Doing it for real: writing a novel

OK. This is it. It is June and that was when I was going to start writing.

Plotting started in April and took a frantic turn in May. There’s still some research I need to do and a couple of character studies that need a bit more of a polish (What really drives Anna’s mum? I need to know!) but I’m in a position to start.

The starting line is an oddly scary place to be.

I’ve only just put fingertip to keyboard but I can already tell you something about the difference between NaNoWriMo and doing it for real. When you do it for real, the pressure is on. I can feel myself reining myself in even before I’ve started. The writing of this novel isn’t just about having fun but rather about creating something that I can share with the world. This is not high literature, that’s not where I’m going – not with this one – but at the end I want something that I’m not embarrassed to ask people to read. After all, the point is to share it, as widely as possible.

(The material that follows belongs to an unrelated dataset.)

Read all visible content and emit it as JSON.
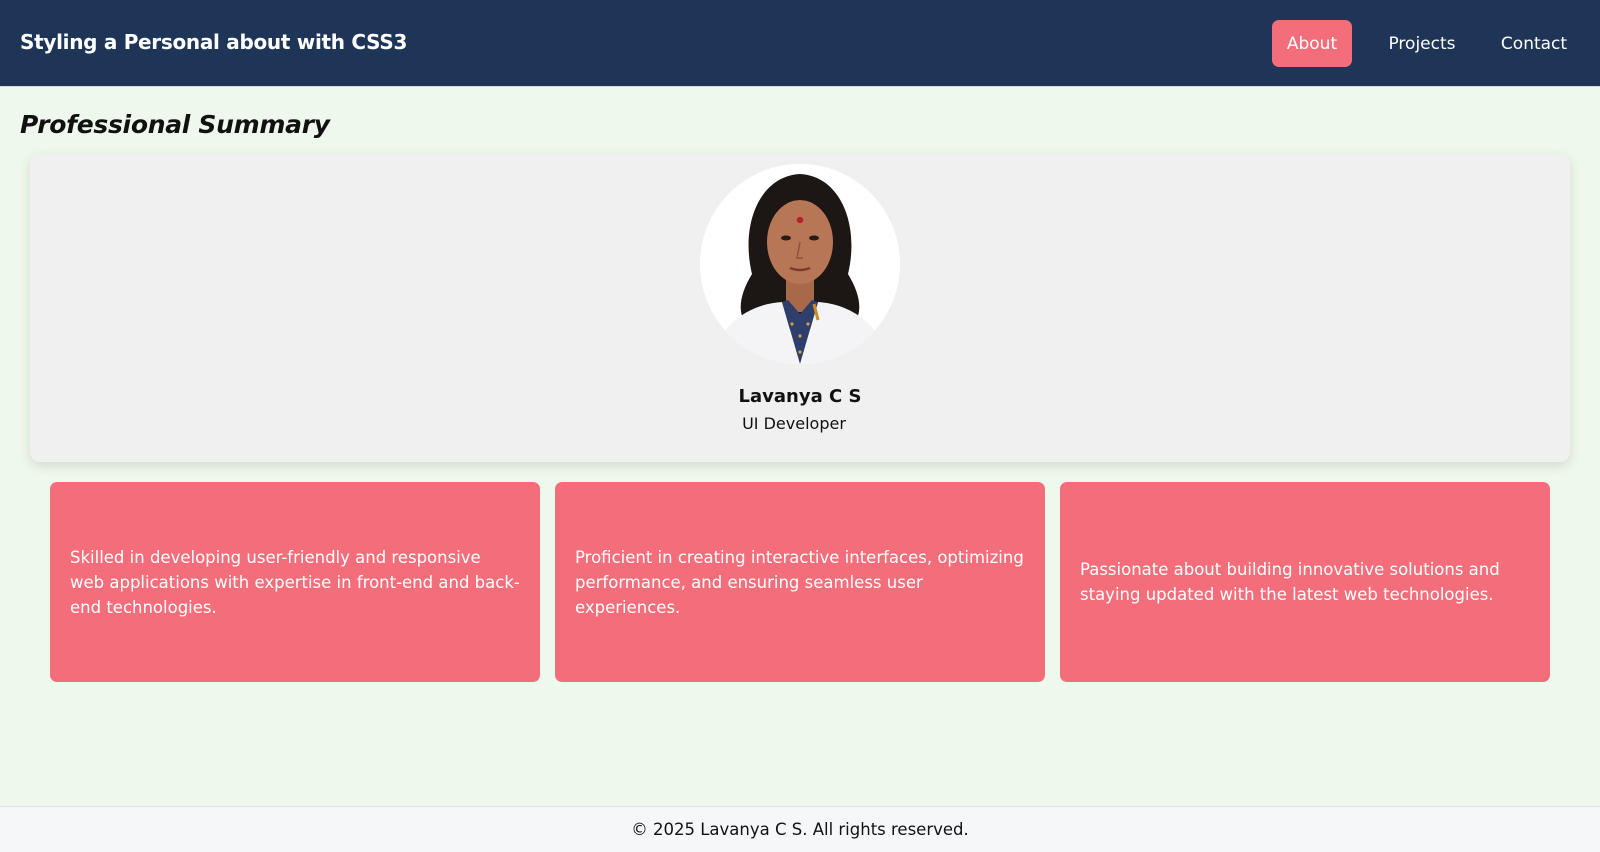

Here goes.

And so the plotting begins

To write a story, you need a plot. The longer the story, the more detail you need. This I have learned. I’m a somewhat seat-of-my-pants writer but am beginning to like to know where I’m going. And if I’m going a long distance – say, 100,000 words, for example – I want to have a good idea of the route. I’d get lost otherwise, I’d go nowhere, or in circles, boring my readers and myself. Since I’ve worked with this set of characters before, I know how I want them to change over the course of the book. So that’s great: character arcs are in place. The plot is another issue. I don’t have one. Or rather, I don’t have much of one. (This is what I’ve got: a chap dies and is found by our heroine. She’s put out.)

I’ve started working on the plot in a very similar way to the method I used for NaNoWriMo last year. This time I’m using a bigger piece of paper and many more coloured pens. It doesn’t look very structured and that’s OK. It isn’t. At the moment I’m at the brain-dump stage. I’ve put what little I know on a piece of paper, set out a time line and started putting in the few plot elements or scenes that I have. Hopefully, holes will become apparent and patterns will emerge. Then I can do research and generate ideas where the plot is weak. Finally, I’ll have a map. Then the writing starts.

Plotting begins in earnest. Timelines, interactions, mind-maps.
Plotting begins in earnest. Timelines, interactions, mind-maps. Sharpies!